►

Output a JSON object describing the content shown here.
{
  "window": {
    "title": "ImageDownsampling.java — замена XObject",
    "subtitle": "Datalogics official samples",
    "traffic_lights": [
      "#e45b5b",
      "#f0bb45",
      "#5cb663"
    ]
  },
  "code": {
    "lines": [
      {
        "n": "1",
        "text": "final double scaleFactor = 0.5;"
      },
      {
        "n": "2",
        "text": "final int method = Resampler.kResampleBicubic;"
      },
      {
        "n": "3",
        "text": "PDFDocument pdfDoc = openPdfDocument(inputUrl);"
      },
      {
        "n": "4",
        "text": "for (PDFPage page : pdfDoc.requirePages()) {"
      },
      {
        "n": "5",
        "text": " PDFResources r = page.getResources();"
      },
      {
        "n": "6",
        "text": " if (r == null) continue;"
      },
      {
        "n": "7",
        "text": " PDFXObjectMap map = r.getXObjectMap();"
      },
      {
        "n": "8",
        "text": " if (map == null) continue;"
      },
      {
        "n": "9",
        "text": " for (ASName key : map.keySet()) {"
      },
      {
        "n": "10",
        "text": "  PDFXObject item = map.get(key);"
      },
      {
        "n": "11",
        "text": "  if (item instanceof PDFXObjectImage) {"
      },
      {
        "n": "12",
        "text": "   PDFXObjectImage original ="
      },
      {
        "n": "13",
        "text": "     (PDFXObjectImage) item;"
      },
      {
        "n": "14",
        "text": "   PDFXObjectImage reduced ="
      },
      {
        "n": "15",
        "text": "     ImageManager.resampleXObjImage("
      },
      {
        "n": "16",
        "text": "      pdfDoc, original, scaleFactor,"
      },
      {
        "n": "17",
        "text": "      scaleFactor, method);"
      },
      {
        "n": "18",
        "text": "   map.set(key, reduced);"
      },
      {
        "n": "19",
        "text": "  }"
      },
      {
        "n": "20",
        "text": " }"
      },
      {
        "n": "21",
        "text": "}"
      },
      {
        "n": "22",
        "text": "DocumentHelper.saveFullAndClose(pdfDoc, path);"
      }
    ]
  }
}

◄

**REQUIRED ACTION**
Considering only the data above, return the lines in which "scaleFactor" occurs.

**EXERCISE ANSWER**
        "text": "final double scaleFactor = 0.5;"
        "text": "      pdfDoc, original, scaleFactor,"
        "text": "      scaleFactor, method);"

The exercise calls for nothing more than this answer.